By the time this story comes out, other club members and I will have gone fly fishing three to four more times. Our next meeting will be on Monday, December 1 at 6:30 p.m. and will be at the Oakwood Library. Future trips to Lee’s Ferry and the San Juan River will be discussed and solidified. January’s meeting will be on January 6, same time and place.
“There he stands, draped in more equipment than a telephone lineman, trying to outwit an organism with a brain no bigger than a breadcrumb, and getting licked in the process.” ~Paul O’Neil, 1965
IronOaks Fly Fishing Club Open to all Residents (August, 2014)
I’ve been fishing different fisheries off and on in Arizona since 1966 and switched over to
fly fishing several years ago. I’m George Abernathy, the founding member of the IronOaks
Fly Fishing Club. I recently moved back to Arizona from Colorado with my wife and
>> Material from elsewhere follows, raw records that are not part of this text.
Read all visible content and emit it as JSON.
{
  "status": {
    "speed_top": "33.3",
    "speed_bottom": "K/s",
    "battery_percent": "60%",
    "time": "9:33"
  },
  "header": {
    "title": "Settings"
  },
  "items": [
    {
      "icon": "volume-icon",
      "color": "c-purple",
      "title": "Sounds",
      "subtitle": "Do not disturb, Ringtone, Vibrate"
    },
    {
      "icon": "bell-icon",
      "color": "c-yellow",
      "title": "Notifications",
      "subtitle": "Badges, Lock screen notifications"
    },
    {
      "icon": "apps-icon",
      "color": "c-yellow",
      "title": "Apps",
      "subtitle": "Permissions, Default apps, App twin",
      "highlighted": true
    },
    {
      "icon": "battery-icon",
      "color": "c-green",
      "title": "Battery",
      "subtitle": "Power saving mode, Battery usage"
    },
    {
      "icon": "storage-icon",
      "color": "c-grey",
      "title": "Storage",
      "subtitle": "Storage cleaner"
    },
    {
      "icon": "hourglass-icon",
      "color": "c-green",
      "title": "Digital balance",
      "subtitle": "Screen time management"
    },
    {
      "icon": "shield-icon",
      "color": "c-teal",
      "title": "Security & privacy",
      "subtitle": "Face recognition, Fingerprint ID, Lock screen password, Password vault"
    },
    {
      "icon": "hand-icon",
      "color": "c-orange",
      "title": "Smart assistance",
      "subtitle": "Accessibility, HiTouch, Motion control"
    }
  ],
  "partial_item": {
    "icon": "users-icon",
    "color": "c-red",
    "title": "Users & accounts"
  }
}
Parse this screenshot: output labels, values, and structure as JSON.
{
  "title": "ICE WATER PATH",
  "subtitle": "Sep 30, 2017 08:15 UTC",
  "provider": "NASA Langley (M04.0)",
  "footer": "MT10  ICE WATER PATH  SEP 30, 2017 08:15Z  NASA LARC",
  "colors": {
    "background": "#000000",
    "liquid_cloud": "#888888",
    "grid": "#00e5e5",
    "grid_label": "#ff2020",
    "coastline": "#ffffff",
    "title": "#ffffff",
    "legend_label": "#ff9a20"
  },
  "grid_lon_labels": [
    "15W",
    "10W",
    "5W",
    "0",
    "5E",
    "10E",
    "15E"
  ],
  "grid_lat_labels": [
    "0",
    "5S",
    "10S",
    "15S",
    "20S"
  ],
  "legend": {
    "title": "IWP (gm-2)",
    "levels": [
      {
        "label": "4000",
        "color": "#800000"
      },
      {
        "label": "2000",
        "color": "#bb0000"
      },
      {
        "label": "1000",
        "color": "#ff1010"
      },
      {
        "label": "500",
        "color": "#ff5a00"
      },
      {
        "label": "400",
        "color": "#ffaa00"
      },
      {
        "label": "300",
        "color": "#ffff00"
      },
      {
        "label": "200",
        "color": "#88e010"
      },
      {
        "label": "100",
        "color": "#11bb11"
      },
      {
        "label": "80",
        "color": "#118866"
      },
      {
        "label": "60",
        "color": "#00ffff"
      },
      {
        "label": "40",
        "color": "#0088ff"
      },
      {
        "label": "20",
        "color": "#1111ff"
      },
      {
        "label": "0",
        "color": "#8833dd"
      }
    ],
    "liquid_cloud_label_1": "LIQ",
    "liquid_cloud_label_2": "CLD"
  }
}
purchased a home in Oakwood. After nearly a year of asking fellow golfers and residents
if they fly fish, I heard a variety of answers and yes wasn’t one of them. You can actually
fish in this state? Isn’t Arizona 114,000 square miles of kitty litter? These were two of my
The state of Arizona offers some excellent fisheries for bass, varieties of trout, pan fish,
northern pike, walleye, carp and others. We also have one of the top trout river fisheries
in the USA. Lee’s Ferry, which is on the Colorado River in Marble Canyon, offers spectacular
canyon views and is estimated at having 10 to 12,000 trout per mile.
In my quest to find fellow fly fishermen, I approached Clark Champion, IronOaks
General Manager and Ron Kitnic, Facilities Manager in February for their support to initially
allow the Orvis Fly Fishing Store to hold their free 101 and 201 fly fishing classes on our
premises. After learning the basics of knot tying, gear and casting techniques in the 101
class, the group met again for the 201 class which was held at the Fingerling Lake in
Ironwood. This was an actual “hands on fly fishing” and thanks to the guidance from
Jack Houck of the Orvis Fly Store, I was constantly yelling out, “Fish On! Fish On!”
because almost everyone caught multiple bass within a couple of hours.
From the enthusiastic response and inquires I received from residents and with the
blessing from Oakwood’s general manager Clark Champion, I opted to move forward with the IronOaks Fly Fishing Club. My philosophy of the club is to bring people together that want to fly fish and work with inexperienced members as well; catch and release, no red tape, no politics, just wet your lines and go hunting.
Since the inception of the club other members and I have been on several trips. The best trip so far was up to Lee’s Ferry and the fishing was incredible! Two days fishing up river yielded us 20 to 25 trout per day, per person. In the forthcoming months we have several trips lined out, including one to the lower Black River where catching 20 to 50 one to two pound small bass from shore, per day isn’t uncommon.
The club was originally formed and approved for IronOaks residents only. As of now, the club welcomes residents from all Sun Lakes residents. With the participation of the other areas, I expect our core group to grow and become diversified.
If you are interested in our club, please contact me at email@example.com or call me at 480-521-1060.